DPS leads major districts in absences

Jennifer C. Kerr
Associated Press

Washington — Detroit Public Schools has the highest rate of chronic absenteeism among the nation’s largest 100 school districts, according to discouraging new figures released Wednesday on how many students are habitually missing school.

Nearly 58 percent of students in DPS, Michigan’s largest school district, were chronically absent in the 2013-14 school year, according to the first release of such data from the U.S. Department of Education.

Among the states, Michigan ranks 10th nationally with 18.5 percent of its public school students absent 15 days or more in 2013-14.

Other Michigan school districts with high absentee rates included Battle Creek Public Schools, where 54.4 percent of students were chronically absent; River Rouge Public Schools, with a rate of 42.3 percent, and Pontiac, with a rate of 39.1 percent.

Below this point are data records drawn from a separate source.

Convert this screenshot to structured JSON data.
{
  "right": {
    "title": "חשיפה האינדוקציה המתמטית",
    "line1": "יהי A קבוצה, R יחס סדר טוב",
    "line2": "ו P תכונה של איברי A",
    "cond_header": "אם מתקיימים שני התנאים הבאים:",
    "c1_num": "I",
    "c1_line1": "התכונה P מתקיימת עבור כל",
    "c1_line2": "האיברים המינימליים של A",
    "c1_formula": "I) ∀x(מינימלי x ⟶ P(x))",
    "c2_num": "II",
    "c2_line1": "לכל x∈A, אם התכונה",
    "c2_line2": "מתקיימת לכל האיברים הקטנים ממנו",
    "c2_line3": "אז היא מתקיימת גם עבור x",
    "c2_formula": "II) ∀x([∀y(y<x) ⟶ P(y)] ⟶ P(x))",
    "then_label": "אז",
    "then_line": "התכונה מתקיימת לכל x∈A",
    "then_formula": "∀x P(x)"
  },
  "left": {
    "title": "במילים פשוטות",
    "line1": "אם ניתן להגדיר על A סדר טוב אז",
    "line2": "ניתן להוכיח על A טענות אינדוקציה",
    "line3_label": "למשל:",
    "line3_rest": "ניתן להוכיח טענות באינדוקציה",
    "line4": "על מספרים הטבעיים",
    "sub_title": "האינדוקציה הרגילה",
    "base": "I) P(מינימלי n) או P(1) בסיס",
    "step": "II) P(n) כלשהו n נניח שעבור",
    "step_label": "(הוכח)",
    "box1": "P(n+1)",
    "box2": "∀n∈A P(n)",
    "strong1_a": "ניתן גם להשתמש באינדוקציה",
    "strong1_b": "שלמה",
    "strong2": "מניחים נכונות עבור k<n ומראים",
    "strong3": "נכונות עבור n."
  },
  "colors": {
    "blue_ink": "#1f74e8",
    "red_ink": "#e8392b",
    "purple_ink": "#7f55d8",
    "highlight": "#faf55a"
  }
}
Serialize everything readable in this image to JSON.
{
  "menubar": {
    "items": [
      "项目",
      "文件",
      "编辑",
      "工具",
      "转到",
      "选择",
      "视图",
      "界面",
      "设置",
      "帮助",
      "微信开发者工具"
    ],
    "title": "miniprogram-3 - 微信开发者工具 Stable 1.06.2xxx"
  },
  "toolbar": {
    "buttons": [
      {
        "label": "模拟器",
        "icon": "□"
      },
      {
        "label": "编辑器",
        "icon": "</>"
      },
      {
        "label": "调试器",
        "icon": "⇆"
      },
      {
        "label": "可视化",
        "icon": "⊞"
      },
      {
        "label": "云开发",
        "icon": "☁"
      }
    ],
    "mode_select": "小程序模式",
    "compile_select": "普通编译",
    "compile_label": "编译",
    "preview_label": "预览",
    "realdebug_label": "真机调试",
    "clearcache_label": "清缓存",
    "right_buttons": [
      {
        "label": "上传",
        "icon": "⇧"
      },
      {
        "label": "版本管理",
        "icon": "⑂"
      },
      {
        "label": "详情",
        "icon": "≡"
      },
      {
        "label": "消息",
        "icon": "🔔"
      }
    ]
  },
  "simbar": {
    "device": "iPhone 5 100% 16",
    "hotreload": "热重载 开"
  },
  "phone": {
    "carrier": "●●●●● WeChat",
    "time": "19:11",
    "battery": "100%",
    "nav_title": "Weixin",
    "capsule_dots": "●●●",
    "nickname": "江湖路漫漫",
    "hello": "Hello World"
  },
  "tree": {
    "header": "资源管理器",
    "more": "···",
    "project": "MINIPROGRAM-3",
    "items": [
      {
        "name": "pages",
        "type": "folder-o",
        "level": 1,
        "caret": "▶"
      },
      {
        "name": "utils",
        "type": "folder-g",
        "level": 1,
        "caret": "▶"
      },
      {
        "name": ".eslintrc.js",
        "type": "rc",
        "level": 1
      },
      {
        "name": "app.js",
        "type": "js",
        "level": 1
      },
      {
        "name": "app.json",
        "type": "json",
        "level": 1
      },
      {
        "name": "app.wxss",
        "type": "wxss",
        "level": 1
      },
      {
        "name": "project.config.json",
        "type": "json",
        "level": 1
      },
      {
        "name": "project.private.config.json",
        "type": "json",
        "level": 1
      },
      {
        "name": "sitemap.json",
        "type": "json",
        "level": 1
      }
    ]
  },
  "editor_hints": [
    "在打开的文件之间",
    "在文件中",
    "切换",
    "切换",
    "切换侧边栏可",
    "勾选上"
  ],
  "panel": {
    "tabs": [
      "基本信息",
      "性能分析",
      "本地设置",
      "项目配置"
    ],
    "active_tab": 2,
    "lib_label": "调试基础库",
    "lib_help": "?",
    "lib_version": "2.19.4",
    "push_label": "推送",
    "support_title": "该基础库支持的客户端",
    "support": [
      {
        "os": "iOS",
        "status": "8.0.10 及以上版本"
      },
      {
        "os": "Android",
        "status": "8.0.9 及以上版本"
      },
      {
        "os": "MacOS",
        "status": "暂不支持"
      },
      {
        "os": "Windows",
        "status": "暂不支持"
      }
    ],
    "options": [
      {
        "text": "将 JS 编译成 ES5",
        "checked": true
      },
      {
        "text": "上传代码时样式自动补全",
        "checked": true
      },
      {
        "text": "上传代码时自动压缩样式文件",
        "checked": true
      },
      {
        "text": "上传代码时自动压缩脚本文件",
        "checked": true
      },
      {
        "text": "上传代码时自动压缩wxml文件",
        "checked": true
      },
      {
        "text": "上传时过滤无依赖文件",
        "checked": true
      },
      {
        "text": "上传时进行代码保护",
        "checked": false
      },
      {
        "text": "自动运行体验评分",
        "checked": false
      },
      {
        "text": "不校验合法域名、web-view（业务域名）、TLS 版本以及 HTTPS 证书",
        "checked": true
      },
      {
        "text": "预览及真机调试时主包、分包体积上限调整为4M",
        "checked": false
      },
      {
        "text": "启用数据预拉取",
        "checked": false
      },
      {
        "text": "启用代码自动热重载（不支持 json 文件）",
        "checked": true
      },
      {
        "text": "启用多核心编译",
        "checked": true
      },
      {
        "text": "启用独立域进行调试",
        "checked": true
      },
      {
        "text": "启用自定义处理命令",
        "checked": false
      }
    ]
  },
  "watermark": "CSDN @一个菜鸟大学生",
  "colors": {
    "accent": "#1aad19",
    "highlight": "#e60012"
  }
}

For some of those districts, the Michigan Department of Education reported even higher rates of chronic absenteeism for 2014-15 in data released last fall.

In River Rouge, more than half of students — 57.2 percent — missed at least 10 days last school year, according to the state Center for Educational Performance and Information. In DPS, nearly two-thirds of students — 64.8 percent — were chronically absent in 2014-15, according to the state data.

Alycia Meriweather, interim superintendent for DPS, said the district is working to encourage regular attendance.

“When examining DPS’ data from September 2015 through April 2016, we found that on average there are slightly more than 50 percent of our students are chronically absent,” Meriweather said in a statement. “This is a serious problem, which I would term a leading indicator, that impacts everything else we are trying to accomplish at the district.”

Meriweather said DPS is working with state and national experts to address the issue and that the district’s Academic Advisory Council has two committees working on “solutions for this critical issue.”

Overall, the national average of chronic absenteeism was 13 percent, or about 6.5 million students, the Education Department said. “Chronic absenteeism is a national problem,” Secretary of Education John B. King Jr., said in a statement on Wednesday. “Frequent absences from school can be devastating to a child’s education.”

The report was the first release of chronic absentee figures from the department.

Detroit is among the new communities to sign up for the My Brother’s Keeper Success Mentors Initiative, a program the Obama administration began last fall that now works with states and local groups in 30 communities to identify mentors to help habitually absent kids get back on track.

Bob Balfanz, a research professor at Johns Hopkins University and director of the Everyone Graduates Center, called the national numbers disturbing.

“If you’re not there, you don’t learn, and then you fall behind. You don’t pass your classes. You don’t get the credits in high school, and that’s what leads to dropping out,” Balfanz said.

An Associated Press analysis also found the absenteeism problem acute in the nation’s capital, where nearly one-third of students were absent 15 days or more in a single school year. Washington state and Alaska were not far behind, with absentee rates hovering around one-quarter of students with that level of absences.

NBA star Kevin Durant is working with the Obama administration on the mentor initiative. “Sometimes the reasons come down to not having what you need to be present and ready … like a book bag, school supplies, or the support of a caring adult,” Durant said in a statement.

According to AP’s analysis, girls were just as likely as boys to habitually miss school. Nearly 22 percent of all American Indian students were reported as regularly absent, followed by Native Hawaiians at 21 percent and black students at 17 percent. Hispanic and white students were close to the national average of 13 percent.

Students are regularly missing school for lots of reasons, Balfanz says. Many are poor and could be staying home to care for a sibling or helping with elder care. Others are avoiding school because they’re being bullied or they worry it’s not safe. And then, there are some students who simply skip.

As part of its Civil Rights Data Collection, the department surveyed all public schools in the country, covering over 95,000 schools and 50 million students. Roughly 1-in-7 of all K-12 public schools nationwide reported having not a single chronically absent student that year.

Chronic absenteeism is one of several topics covered in the data collection. It also looked at school discipline and high-rigor course offerings.

Other figures from the report:

■Black preschool children are 3.6 times as likely to get one or more out-of-school suspensions as their white counterparts.

■Black children represent 19 percent of preschoolers, yet they account for 47 percent of preschool kids getting suspended.

■White students make up 41 percent of preschoolers, and 28 percent of preschool kids with suspensions.

■Nationwide, almost half of high schools offered classes in calculus, and more than three-quarters offered Algebra II.

■33 percent of high schools with substantial black and Latino enrollment offered calculus. That compares to 56 percent of high schools with low numbers of black and Latino children that offered calculus. Similar gaps were seen for physics, chemistry and Algebra II.

The Detroit News contributed.